##### MATERIAL FOR THIS TASK #####
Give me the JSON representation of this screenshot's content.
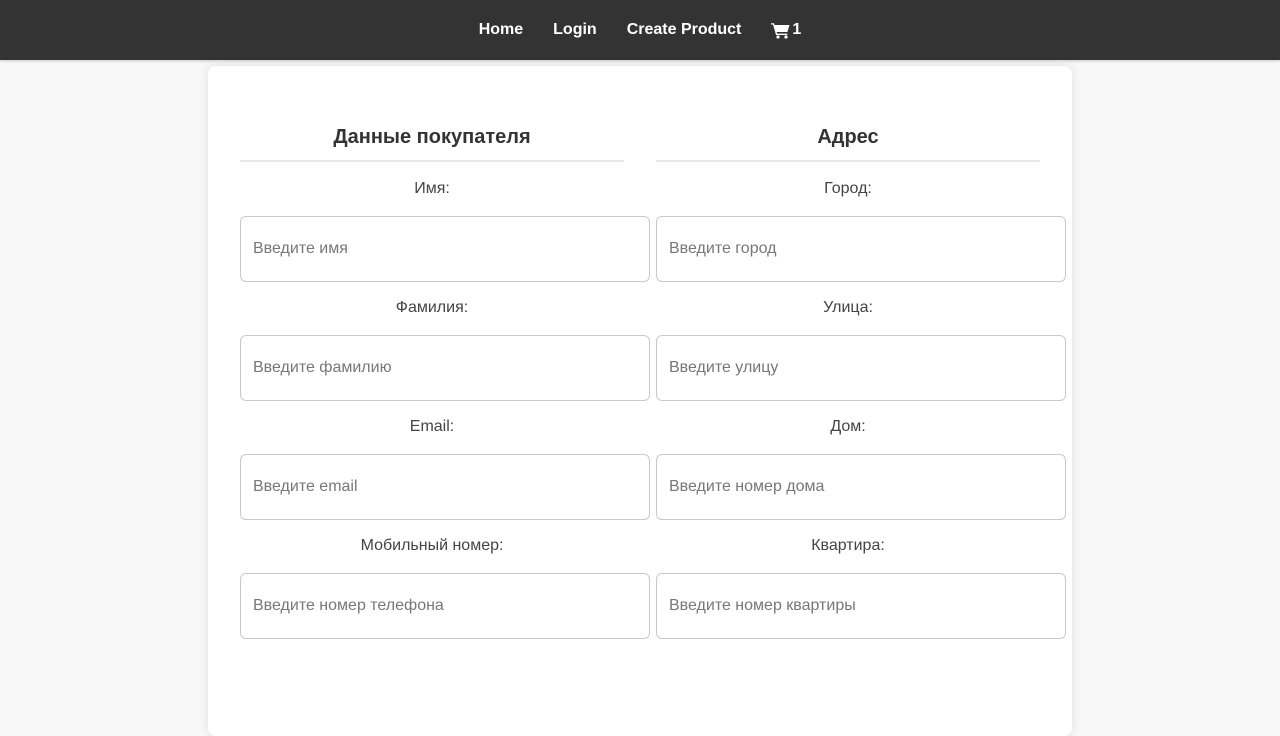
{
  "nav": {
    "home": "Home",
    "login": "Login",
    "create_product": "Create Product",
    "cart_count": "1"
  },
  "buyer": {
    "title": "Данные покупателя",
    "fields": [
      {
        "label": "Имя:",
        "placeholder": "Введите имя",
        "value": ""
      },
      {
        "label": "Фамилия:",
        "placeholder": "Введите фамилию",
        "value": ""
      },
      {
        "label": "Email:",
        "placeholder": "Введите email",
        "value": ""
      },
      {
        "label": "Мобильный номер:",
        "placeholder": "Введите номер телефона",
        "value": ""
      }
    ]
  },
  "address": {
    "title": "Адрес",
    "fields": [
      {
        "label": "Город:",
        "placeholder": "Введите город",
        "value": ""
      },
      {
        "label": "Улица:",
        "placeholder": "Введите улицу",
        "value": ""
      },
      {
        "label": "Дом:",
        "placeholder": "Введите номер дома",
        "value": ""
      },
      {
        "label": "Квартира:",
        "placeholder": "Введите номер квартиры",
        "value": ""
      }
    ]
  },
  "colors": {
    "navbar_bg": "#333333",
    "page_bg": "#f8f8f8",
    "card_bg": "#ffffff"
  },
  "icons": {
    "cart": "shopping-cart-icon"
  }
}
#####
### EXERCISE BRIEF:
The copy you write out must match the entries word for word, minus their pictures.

### ANSWER SECTION:
Give me the JSON representation of this screenshot's content.
{
  "nav": {
    "home": "Home",
    "login": "Login",
    "create_product": "Create Product",
    "cart_count": "1"
  },
  "buyer": {
    "title": "Данные покупателя",
    "fields": [
      {
        "label": "Имя:",
        "placeholder": "Введите имя",
        "value": ""
      },
      {
        "label": "Фамилия:",
        "placeholder": "Введите фамилию",
        "value": ""
      },
      {
        "label": "Email:",
        "placeholder": "Введите email",
        "value": ""
      },
      {
        "label": "Мобильный номер:",
        "placeholder": "Введите номер телефона",
        "value": ""
      }
    ]
  },
  "address": {
    "title": "Адрес",
    "fields": [
      {
        "label": "Город:",
        "placeholder": "Введите город",
        "value": ""
      },
      {
        "label": "Улица:",
        "placeholder": "Введите улицу",
        "value": ""
      },
      {
        "label": "Дом:",
        "placeholder": "Введите номер дома",
        "value": ""
      },
      {
        "label": "Квартира:",
        "placeholder": "Введите номер квартиры",
        "value": ""
      }
    ]
  },
  "colors": {
    "navbar_bg": "#333333",
    "page_bg": "#f8f8f8",
    "card_bg": "#ffffff"
  },
  "icons": {
    "cart": "shopping-cart-icon"
  }
}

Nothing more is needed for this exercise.